Being attuned to market movements will help businesses to save on currency, which means having the capital to invest further growth and other areas of a business in the long run, for example consumer experience and good environmental practice. Savings will enable companies to not only build back – but build back better.
Here’s a step by step process how:
Step one: Understanding currency exposure
Businesses need to take a look at their balance sheets and consider what fraction they are of overall incoming and outgoing funds because this will indicate the measure of risk. From there, a consideration needs to be made, looking at where the market may be growing or shrinking and where the future opportunities lie.
Step two: Establish a dynamic hedge strategy
An FX hedge programme should not be static, and should be constantly evaluated against budget rates, changes in nominal value of contracted delivery and changes in timelines or commitments. A strategy should include products that balance a need for flexibility and protection, for example forward contracts will remove risk and offer greater protection, but options structures will allow you to be flexible and benefit from a beneficial movement in the market. Dynamism will ensure that during times of supply line disruption, business interruption or heightened FX volatility, businesses do not become over or under hedged.
Step three: Speak to a specialist
Currency specialists typically offer better rates and lower fees than high street banks. Specialists offer the benefit of expert guidance from individuals who not only understand the foreign exchange market but also the challenges of producers and manufacturers within the food and drink industry.

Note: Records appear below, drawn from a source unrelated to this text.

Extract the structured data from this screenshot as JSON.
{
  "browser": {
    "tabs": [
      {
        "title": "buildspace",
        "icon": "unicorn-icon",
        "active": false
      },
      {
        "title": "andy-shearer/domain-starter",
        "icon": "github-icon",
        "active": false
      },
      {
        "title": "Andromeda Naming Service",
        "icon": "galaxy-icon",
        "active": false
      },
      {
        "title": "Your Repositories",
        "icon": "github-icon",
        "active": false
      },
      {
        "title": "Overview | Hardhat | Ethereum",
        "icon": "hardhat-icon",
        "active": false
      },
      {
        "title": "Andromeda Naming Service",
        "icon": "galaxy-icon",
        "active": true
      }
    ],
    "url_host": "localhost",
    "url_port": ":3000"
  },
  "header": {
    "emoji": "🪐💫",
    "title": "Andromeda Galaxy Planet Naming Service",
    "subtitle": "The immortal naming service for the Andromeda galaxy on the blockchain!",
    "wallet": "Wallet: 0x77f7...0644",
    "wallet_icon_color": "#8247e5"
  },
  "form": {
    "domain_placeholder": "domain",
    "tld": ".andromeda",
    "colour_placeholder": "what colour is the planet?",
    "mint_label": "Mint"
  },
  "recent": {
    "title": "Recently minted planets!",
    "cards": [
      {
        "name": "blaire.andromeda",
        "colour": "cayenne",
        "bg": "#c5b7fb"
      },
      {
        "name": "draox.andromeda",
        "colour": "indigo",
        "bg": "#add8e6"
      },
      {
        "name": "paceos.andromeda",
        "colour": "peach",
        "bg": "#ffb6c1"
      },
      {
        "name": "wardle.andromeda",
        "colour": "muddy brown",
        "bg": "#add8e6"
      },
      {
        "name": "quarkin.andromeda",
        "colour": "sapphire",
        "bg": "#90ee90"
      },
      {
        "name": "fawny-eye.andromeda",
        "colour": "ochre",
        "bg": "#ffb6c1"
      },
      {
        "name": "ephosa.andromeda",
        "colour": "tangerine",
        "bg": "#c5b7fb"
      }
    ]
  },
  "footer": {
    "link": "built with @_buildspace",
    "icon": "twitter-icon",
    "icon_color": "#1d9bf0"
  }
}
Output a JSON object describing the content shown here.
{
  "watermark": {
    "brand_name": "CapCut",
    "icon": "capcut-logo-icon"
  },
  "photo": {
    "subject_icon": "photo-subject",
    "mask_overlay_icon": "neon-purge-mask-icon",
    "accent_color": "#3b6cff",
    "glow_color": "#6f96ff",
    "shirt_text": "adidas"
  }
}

Alex Price is Head of London Outbound Sales at moneycorp. The moneycorp group serves the growing foreign exchange and payments needs of global businesses, importers and exporters, online sellers and personal clients. Headquartered in London, with a worldwide presence, moneycorp prides itself on providing exceptional customer service. A global company with local expertise.